As part of a programme called Artemis, Nasa will send a man and a woman to the lunar surface in the first landing with humans since 1972.
But the agency's timeline is contingent on Congress releasing $3.2bn for building a landing system.
Astronauts will travel in an Apollo-like capsule called Orion that will launch on a powerful rocket called SLS.
NASA administrator Jim Bridenstine said: "The $28bn represents the costs associated for the next four years in the Artemis programme to land on the Moon. SLS funding, Orion funding, the human landing system and of course the spacesuits - all of those things that are part of the Artemis programme are included."
But he explained: "The budget request that we have before the House and the Senate right now includes $3.2bn for 2021 for the human landing system. It is critically important that we get that $3.2bn."
The US House of Representatives has already passed a Bill allocating $600m towards the lunar lander. But Nasa will need more funds to develop the vehicle in full.
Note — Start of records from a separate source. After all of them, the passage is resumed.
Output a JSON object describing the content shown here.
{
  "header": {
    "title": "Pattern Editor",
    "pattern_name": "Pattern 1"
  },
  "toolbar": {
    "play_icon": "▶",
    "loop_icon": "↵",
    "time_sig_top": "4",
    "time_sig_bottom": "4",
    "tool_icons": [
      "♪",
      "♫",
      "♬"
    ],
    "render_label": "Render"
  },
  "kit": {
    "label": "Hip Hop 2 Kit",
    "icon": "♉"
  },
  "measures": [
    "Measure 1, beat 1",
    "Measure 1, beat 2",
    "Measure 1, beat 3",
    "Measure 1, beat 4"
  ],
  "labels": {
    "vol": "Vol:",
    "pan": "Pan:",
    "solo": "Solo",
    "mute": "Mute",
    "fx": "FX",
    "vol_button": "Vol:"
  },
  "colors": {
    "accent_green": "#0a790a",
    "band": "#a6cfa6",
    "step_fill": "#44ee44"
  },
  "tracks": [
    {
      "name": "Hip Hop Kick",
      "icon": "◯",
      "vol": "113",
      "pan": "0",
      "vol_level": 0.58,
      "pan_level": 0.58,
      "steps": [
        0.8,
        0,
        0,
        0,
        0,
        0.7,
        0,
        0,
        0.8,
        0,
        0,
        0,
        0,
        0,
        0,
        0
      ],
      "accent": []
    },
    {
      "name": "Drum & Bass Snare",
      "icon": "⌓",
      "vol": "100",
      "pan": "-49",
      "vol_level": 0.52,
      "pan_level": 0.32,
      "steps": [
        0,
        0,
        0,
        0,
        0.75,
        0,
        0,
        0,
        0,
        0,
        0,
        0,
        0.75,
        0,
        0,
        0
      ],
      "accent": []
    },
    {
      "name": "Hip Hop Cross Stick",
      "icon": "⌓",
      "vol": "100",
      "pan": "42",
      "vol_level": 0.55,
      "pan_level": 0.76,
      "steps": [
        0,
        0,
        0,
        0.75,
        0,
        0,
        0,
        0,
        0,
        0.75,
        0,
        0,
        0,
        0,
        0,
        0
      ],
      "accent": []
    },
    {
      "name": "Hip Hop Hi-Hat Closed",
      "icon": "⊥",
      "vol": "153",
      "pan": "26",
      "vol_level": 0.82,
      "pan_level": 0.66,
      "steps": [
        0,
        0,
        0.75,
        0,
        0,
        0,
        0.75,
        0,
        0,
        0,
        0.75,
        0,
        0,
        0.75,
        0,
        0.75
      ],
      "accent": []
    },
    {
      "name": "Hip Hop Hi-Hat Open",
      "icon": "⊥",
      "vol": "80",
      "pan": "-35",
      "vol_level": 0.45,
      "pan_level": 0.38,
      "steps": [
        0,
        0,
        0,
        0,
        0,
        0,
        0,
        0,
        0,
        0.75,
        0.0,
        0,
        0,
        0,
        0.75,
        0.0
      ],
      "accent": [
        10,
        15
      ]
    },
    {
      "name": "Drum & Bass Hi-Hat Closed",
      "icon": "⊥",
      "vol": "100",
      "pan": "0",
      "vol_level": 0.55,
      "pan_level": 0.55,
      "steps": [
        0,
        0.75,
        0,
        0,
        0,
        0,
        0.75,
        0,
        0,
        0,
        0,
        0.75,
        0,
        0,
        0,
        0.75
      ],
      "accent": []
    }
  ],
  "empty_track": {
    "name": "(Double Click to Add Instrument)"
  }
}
Mr Bridenstine added: "I want to be clear, we are exceptionally grateful to the House of Representatives that, in a bipartisan way, they have determined that funding a human landing system is important - that's what that $600m represents. It is also true that we are asking for the full $3.2bn."
In July 2019, Bridenstine told that the first woman astronaut to walk on the Moon in 2024 would be someone "who has been proven, somebody who has flown, somebody who has been on the International Space Station already". He also said it would be someone already in the astronaut corps.
At the time of this interview, there were 12 active woman astronauts. They have since been joined by five other female Nasa astronauts who graduated from training earlier this year. But it remains unclear whether any of the newest astronauts can fulfil the criteria in time to fly on the first landing mission in 2024.
Asked about the timeline for choosing crew members for Artemis, the NASA chief said he hoped to pick a team at least two years prior to the first mission.
However, he said: "I think it's important we start identifying the Artemis team earlier than not... primarily because I think it will serve as a source of inspiration."